The results shown in Table 6 indicate that the second detector have remarkably improved the SEN values compared with those obtained for the first detector for all classes of epilepsies. With respect to the ESP values, the results of the second detector were better for temporal lobe epilepsy signals and decrease slightly for the remaining classes of epilepsies. So the global performance of the second detector (SEN = 69.4% and SPE = 69.2%) can be considered satisfactory better than the first one because both values are in the same order.

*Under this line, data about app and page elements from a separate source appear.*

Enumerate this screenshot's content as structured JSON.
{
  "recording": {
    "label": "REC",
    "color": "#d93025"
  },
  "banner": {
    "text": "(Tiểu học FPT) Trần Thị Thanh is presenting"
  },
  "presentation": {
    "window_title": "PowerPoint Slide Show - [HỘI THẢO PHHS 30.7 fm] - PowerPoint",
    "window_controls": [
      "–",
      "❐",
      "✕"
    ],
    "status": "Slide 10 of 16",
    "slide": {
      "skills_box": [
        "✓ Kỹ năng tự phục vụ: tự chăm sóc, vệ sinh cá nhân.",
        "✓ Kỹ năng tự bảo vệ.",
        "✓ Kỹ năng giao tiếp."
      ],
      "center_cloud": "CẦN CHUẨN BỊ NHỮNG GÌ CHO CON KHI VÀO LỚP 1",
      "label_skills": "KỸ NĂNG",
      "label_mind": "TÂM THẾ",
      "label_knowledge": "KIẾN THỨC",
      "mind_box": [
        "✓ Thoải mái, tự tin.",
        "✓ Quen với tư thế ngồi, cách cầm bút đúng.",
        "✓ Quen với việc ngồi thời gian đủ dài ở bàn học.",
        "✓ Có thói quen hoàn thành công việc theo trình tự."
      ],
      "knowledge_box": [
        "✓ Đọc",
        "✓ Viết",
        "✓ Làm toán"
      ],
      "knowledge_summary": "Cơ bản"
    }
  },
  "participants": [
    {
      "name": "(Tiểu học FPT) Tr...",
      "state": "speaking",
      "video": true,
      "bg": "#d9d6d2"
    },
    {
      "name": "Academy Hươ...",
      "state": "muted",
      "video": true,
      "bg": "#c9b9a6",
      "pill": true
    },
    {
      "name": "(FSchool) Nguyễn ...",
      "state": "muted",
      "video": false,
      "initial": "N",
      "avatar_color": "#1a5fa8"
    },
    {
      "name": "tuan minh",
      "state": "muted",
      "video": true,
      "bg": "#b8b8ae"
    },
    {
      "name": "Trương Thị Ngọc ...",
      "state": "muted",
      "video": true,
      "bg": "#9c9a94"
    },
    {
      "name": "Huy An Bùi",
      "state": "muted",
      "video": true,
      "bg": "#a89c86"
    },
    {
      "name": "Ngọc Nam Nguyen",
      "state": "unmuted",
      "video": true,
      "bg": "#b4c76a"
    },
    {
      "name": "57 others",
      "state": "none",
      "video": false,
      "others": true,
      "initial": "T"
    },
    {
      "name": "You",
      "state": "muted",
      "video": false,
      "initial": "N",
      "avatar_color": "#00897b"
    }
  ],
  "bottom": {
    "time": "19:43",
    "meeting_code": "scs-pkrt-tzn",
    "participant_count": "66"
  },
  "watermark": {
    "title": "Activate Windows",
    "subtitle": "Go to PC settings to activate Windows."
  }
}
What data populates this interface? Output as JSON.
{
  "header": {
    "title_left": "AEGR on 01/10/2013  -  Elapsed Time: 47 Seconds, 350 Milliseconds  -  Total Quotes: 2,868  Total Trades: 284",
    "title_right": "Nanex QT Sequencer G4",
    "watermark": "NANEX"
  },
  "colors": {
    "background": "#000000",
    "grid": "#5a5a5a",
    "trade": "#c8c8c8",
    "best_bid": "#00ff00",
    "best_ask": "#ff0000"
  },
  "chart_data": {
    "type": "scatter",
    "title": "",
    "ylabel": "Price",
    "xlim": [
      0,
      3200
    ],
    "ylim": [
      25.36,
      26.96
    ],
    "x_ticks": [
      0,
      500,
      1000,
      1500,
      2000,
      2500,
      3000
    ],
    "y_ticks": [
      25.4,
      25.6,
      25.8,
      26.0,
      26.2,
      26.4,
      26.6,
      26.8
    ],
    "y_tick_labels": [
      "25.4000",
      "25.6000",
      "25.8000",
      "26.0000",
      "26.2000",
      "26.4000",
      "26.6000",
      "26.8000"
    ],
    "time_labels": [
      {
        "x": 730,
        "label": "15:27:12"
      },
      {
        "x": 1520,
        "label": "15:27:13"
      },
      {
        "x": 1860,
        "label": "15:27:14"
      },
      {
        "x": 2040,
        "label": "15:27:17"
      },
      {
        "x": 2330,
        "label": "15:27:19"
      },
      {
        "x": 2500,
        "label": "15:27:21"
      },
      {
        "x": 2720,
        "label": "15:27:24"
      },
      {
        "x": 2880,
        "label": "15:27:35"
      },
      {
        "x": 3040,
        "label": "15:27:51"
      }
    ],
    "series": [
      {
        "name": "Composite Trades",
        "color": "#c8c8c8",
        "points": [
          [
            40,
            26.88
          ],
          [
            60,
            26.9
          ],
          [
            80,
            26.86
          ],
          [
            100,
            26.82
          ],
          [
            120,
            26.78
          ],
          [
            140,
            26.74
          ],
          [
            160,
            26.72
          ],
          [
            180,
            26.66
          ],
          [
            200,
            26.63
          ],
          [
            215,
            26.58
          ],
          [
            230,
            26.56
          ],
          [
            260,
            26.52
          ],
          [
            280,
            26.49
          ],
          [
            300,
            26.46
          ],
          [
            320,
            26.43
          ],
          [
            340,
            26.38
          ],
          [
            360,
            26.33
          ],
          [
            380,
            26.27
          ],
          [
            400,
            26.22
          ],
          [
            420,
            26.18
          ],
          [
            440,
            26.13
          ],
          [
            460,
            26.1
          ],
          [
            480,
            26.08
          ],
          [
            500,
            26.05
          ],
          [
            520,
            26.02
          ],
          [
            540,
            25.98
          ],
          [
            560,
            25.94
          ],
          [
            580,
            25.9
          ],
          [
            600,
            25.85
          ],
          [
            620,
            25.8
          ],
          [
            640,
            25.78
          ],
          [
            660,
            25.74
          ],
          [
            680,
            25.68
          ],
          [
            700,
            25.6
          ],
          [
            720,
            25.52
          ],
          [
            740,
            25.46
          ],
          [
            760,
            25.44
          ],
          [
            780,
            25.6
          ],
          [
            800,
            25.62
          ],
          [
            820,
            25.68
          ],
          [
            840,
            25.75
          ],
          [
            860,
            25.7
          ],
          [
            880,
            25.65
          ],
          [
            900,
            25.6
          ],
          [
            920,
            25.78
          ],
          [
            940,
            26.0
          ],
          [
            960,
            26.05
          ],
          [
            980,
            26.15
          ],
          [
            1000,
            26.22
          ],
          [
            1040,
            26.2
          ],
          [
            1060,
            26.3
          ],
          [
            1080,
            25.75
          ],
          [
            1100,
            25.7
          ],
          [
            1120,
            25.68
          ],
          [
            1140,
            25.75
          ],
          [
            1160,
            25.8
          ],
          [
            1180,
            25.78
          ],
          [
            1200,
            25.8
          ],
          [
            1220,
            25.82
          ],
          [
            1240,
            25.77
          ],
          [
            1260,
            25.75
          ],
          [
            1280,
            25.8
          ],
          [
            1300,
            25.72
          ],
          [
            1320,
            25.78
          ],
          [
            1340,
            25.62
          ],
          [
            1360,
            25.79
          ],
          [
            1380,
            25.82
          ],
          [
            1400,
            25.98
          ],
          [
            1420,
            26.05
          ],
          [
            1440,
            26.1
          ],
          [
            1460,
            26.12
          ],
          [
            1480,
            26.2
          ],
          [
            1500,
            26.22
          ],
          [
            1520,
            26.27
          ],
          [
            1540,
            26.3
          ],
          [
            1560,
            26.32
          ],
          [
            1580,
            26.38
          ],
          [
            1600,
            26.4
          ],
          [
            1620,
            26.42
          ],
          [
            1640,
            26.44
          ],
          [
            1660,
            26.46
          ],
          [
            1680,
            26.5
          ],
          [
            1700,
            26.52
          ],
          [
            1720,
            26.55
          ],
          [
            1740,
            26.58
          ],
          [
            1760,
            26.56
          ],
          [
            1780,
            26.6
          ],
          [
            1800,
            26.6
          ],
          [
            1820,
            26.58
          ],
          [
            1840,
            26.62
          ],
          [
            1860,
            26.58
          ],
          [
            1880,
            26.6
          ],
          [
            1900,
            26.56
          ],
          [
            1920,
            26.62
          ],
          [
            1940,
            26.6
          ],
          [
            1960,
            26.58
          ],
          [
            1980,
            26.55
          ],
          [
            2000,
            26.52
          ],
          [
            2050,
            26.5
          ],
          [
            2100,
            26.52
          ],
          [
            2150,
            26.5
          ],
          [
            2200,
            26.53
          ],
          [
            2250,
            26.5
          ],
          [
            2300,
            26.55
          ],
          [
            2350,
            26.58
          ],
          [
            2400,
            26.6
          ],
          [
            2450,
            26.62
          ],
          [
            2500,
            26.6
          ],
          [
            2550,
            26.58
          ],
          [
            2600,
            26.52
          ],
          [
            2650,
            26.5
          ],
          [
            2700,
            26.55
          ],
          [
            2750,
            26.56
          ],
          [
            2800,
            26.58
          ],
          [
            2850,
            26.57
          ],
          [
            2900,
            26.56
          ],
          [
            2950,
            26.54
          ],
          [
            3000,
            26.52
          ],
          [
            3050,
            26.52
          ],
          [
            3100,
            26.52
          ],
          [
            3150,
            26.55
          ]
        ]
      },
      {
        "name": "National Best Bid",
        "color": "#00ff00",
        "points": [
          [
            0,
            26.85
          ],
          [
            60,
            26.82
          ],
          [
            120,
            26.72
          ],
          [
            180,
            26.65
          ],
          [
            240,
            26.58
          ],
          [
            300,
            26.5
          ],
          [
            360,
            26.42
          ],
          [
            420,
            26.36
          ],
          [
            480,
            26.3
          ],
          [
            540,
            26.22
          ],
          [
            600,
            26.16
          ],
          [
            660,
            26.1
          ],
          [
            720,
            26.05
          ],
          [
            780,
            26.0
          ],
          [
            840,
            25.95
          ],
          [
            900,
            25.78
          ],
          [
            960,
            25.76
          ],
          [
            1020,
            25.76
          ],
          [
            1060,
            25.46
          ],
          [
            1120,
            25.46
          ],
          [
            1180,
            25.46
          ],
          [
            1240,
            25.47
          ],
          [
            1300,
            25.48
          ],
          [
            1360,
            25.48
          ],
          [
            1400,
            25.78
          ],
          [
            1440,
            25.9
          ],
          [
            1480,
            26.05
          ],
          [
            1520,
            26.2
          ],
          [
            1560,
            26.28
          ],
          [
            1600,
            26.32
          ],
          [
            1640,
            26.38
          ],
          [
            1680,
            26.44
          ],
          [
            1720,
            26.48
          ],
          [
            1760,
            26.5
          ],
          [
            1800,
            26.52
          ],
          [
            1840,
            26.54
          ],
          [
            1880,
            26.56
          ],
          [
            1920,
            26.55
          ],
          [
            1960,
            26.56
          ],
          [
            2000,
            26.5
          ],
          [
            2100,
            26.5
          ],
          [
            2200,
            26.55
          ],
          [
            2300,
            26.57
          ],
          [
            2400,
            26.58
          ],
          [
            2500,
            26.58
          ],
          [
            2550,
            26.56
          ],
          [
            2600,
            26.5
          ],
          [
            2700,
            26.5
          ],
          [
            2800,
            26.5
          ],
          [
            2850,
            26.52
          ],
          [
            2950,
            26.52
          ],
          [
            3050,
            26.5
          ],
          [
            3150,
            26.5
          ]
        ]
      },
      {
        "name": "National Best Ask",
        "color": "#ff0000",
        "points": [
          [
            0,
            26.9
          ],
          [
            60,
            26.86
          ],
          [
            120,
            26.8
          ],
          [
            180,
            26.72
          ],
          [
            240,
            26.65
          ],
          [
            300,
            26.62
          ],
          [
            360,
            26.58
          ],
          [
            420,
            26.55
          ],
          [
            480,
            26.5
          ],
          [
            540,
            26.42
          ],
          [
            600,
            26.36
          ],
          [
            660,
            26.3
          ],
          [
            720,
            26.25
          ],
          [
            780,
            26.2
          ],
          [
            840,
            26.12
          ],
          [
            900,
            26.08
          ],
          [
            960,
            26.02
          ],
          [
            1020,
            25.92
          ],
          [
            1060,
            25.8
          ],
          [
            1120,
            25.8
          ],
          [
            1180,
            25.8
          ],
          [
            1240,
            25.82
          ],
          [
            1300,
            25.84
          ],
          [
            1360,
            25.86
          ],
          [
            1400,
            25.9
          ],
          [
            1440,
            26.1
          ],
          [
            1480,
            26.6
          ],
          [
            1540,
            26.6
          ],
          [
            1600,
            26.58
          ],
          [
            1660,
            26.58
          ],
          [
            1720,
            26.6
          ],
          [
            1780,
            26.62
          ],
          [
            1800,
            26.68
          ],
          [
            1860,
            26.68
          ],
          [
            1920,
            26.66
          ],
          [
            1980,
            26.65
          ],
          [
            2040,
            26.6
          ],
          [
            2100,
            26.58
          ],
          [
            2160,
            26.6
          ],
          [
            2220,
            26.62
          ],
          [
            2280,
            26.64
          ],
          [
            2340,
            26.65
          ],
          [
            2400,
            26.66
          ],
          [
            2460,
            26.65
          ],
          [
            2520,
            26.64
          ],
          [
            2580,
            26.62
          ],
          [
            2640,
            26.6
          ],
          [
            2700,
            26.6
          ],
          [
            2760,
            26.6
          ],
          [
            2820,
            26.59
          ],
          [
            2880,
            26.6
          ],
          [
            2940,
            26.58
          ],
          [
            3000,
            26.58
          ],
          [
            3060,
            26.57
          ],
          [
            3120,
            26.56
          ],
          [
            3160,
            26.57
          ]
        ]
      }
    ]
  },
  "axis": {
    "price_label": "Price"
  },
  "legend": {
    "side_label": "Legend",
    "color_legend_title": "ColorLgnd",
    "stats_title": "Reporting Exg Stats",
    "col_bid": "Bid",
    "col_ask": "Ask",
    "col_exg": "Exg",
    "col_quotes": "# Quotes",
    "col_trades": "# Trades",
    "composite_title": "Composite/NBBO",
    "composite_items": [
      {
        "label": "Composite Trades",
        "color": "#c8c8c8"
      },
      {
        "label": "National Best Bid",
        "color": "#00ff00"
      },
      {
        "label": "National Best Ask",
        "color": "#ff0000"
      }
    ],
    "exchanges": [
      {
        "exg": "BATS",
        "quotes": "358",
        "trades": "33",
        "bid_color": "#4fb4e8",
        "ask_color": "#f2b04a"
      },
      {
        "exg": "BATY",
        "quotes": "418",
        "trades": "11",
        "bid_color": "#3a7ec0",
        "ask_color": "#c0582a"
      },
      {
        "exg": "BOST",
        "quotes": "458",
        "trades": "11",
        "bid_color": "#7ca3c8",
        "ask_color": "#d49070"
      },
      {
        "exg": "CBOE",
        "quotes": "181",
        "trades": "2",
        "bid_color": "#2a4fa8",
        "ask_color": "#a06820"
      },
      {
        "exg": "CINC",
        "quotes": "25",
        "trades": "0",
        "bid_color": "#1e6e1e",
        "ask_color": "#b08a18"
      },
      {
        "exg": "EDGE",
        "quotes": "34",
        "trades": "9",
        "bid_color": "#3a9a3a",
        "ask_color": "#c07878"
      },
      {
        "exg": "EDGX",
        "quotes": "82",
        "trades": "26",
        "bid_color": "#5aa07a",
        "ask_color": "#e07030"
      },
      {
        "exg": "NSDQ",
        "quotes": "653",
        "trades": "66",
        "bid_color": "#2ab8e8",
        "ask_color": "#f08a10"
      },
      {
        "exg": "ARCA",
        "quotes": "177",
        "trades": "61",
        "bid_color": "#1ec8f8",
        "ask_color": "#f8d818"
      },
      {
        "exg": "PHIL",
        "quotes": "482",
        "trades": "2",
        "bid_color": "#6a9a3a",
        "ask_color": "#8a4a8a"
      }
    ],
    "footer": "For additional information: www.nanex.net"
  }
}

Other authors had also recently used the Freiburg´s database for seizure detection so a comparison of their works with ours could be made. Henriksenet al. (2010) in their research uses features of Wavelet Transform (WT) of 16 patients (instead of the 21) of the database and classified them by a support vector machine in order to implement an automatic seizure detection algorithm. They obtained a global SEN of 86% and a false detection rate of 0.39/h, but the SPE value is not reported. In a recent work Vardhan & Majumdar (2011) introduce a differential operator to accentuate the seizure part of depth electrode recordings (ECoG) relative to the non-seizure one. The technique was only applied to 5 patients of Freiburg´s database. For 4 patients, they reported 18 of 20 true detections and 2 false detections. The results for the remaining patient were not reported. Finally, Chua et al. (2011) applied the Gotman algorithm (Gotman, 1999) to 15 patients of the database and it was adjusted for epilepsy type with the aim of improve the off-line automated seizure detection methods that will decrease the workload of EEG monitoring units. The obtained values were 78% of SEN and a true positive rate of 51%.
Summarizing, even though some of the detectors described in the previous paragraph obtained higher values of SEN than the ones developed in this chapter it has to be said that all the referenced cases use selected records of the database while the authors of this chapter had tested their algorithms using all 21 EEG recordings available in Freiburg database.
It may also be highlighted that the values of SEN and SPE of first and second detectors could be improved in order to obtain a more reliable application. In this sense, more tests and some adjustments on the algorithms must be made done to be suitable for medical diagnosis. It could be concluded that the developed methods based on EMD are promissory tools for epileptic seizure detection in EEG records.
7. Future works
As future extension of this research in first place the EMD computation time must be reduced may be taking time windows of few seconds to calculate it instead of 1 h EEG segments. It is also needed to improve the values of SEN and SPE so more effort on the features and classifiers must be done.
This work has been supported by grants from AgenciaNacional de PromociónCientífica y Tecnológica (ANPCYT - PICT 2006-01689) and Universidad Nacional de San Juan, both institutions from Argentina. The first author is supported by ANPCYT, whereas the second and third authors are supported by CONICET of Argentina.